Many years ago, before I became a book editor, I worked in radio. It’s great work. I learned so much about dialogue and, with broadcast time always limited, I came to appreciate the art of telling a story concisely.
But one great thing about working in radio is the voice-over studio. It’s where the reporter goes to record the intro and links between the pieces of pre-recorded interviews.
It’s often a small room filled with all that audio gear and lined with soft, cushiony foam. It often has a comfortable chair too; one that doesn’t squeak when you’re recording.
The interesting thing about many of these rooms is that you can raise the slider on the mixing desk to open the microphone, ready to record, and a red light automatically comes on outside the room, alerting people not to enter. Anyone who works in radio respects that red light, way more than they would a traffic light.
For me, this was perfect. A magical little room. I’d always book the room for a half hour in the afternoon. Around 2 PM. I’d record what I’d have to (sometimes I didn’t always have to, but I’d still book the time – please don’t tell my ex-colleagues), then stop the recording.

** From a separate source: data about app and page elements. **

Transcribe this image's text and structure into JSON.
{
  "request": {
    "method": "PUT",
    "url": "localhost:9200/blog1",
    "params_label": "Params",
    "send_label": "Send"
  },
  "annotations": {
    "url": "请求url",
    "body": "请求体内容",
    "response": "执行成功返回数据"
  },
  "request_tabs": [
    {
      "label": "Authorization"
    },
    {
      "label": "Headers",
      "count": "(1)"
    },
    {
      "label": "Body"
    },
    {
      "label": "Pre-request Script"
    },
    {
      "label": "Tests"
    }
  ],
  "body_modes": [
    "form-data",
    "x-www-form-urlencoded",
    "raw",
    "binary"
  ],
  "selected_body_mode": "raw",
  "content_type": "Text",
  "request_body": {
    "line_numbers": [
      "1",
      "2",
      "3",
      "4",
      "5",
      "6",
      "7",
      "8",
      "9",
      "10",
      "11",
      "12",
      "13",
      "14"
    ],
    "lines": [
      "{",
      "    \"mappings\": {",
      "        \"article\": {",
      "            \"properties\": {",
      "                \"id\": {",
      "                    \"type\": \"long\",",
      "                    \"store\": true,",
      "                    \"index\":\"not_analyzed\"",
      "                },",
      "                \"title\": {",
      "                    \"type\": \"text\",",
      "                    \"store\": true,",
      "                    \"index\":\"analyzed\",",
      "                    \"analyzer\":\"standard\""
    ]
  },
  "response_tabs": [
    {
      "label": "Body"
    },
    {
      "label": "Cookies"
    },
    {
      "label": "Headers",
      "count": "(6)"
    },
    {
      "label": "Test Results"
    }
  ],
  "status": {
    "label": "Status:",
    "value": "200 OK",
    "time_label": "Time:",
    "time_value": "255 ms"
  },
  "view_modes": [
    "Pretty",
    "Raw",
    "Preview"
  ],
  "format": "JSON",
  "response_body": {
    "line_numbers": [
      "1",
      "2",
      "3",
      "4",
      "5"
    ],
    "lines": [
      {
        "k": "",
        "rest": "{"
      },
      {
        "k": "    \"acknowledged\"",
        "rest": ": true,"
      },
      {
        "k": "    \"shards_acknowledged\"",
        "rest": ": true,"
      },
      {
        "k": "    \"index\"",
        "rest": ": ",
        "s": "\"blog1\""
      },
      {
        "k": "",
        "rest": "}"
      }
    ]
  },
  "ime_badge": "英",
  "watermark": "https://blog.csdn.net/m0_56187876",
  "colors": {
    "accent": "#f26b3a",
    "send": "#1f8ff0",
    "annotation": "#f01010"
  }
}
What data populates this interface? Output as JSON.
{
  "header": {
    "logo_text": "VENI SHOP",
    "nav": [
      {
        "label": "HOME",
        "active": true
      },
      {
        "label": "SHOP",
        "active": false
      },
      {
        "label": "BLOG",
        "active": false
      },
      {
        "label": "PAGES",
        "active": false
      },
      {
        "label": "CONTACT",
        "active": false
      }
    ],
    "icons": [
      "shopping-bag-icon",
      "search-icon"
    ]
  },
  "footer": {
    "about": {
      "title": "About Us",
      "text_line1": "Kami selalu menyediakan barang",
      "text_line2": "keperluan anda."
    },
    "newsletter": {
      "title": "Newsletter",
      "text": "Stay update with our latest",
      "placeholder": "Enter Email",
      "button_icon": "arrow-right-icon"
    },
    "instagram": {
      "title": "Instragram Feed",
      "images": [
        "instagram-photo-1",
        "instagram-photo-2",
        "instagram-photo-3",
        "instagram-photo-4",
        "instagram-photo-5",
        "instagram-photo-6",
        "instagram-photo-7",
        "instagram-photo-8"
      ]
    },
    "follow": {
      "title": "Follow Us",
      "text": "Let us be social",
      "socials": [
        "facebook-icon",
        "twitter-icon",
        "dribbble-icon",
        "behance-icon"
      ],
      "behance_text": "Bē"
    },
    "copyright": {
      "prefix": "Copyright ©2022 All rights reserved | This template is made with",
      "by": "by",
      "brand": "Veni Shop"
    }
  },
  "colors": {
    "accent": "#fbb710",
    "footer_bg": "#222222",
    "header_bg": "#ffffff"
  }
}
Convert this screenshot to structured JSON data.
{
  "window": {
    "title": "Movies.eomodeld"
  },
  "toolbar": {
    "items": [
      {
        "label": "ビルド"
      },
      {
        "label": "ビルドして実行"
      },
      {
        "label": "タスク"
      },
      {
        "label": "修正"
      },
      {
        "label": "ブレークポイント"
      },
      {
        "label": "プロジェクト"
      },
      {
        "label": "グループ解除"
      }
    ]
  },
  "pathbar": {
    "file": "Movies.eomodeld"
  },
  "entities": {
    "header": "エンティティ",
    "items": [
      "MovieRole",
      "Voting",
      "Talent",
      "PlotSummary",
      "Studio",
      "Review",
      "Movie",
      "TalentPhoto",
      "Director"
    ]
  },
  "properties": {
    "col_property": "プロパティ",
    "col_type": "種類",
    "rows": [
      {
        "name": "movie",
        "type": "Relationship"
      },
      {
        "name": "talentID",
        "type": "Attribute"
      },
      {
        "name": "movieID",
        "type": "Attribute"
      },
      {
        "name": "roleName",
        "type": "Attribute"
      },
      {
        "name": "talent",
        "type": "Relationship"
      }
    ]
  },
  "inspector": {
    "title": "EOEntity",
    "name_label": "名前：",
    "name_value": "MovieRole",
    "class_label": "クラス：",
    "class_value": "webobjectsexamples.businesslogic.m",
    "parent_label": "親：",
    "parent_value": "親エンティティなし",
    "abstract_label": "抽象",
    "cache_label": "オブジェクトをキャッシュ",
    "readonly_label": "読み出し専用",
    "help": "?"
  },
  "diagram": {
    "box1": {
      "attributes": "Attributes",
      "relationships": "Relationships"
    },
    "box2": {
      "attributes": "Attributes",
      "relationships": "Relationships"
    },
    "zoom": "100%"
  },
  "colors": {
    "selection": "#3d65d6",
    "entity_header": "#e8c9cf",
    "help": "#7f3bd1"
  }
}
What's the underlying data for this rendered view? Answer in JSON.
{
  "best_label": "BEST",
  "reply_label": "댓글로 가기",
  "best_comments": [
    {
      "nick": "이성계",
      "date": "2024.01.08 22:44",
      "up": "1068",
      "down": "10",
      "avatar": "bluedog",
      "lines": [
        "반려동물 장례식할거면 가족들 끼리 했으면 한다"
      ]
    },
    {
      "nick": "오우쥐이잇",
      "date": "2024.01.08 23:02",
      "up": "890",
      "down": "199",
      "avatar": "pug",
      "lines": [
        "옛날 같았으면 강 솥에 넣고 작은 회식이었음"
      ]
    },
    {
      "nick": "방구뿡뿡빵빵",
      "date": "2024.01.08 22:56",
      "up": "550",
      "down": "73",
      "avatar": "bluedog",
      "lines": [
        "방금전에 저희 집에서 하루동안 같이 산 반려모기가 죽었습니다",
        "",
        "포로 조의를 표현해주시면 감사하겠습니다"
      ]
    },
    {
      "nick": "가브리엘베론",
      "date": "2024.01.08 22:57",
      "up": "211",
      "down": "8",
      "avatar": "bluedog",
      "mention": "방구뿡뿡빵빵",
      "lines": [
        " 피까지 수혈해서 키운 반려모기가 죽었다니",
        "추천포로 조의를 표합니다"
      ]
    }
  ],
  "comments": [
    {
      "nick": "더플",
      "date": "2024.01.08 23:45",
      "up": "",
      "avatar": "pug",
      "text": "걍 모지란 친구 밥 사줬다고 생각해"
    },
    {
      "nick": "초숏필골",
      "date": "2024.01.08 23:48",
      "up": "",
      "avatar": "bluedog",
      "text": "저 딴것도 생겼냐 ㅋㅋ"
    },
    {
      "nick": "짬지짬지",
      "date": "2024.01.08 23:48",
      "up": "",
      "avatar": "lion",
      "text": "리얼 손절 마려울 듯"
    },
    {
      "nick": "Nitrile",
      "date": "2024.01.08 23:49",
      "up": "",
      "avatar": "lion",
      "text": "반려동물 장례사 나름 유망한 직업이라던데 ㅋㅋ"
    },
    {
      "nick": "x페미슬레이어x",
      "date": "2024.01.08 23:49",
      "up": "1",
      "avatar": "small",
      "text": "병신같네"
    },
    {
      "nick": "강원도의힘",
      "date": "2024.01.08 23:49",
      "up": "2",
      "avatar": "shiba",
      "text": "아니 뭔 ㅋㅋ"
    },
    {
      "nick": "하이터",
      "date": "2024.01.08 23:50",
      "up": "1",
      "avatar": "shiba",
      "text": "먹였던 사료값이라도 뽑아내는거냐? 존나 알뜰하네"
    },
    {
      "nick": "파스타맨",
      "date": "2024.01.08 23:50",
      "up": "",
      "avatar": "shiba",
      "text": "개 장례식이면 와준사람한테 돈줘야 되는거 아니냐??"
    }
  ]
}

But I’d leave the microphone fader up to keep that red light on outside. I’d then sit back in that quiet chair, wheel it against the wall and lean my head against that soft, pillowy foam, and fall asleep.
Well, it’s not really sleep. As anyone who naps will tell you, we don’t really fall asleep. It’s a nap. It’s different. It’s somehow not quite so deep, but it can be every bit as regenerative as a full 8 hours.
Yes. I admit it, I take naps. [Read more…]